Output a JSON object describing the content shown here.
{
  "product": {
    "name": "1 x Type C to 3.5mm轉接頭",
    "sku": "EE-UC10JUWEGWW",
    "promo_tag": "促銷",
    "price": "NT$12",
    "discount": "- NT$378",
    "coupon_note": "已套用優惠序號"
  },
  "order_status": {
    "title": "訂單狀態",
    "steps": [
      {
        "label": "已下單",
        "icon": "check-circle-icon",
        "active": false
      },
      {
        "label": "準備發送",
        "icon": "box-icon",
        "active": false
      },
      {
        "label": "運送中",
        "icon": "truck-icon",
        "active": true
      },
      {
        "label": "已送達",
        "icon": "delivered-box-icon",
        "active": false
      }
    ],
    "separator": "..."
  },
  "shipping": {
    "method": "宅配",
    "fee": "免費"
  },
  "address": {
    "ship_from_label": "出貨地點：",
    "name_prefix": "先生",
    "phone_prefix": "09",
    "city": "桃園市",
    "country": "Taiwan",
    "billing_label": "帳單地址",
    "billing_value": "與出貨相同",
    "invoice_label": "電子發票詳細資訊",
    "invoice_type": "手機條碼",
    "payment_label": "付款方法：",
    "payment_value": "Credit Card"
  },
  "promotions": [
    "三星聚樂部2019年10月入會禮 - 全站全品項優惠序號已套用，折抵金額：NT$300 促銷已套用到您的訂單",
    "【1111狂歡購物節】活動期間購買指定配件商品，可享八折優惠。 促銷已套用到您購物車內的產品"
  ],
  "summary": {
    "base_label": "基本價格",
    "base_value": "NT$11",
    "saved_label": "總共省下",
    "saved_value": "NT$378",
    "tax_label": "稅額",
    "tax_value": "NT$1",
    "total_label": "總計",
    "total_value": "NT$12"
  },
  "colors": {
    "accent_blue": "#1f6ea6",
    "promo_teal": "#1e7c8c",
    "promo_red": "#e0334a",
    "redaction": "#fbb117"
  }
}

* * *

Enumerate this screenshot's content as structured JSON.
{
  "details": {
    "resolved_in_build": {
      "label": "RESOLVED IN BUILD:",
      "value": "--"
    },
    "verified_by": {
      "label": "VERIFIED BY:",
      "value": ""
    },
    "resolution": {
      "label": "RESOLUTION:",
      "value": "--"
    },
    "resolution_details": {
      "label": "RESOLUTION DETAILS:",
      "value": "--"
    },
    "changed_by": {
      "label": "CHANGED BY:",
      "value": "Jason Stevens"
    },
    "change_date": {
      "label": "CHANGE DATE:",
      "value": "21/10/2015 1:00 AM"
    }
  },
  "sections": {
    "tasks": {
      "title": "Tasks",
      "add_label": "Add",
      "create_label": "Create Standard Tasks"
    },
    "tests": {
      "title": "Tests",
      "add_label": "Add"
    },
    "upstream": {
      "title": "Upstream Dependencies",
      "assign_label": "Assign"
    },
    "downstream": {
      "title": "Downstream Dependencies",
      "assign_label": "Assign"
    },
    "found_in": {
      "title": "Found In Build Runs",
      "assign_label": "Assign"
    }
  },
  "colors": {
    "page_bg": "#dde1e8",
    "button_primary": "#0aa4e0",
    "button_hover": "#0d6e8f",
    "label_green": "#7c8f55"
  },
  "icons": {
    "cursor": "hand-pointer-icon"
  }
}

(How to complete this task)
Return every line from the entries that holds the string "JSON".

(Response)
Output a JSON object describing the content shown here.
Enumerate this screenshot's content as structured JSON.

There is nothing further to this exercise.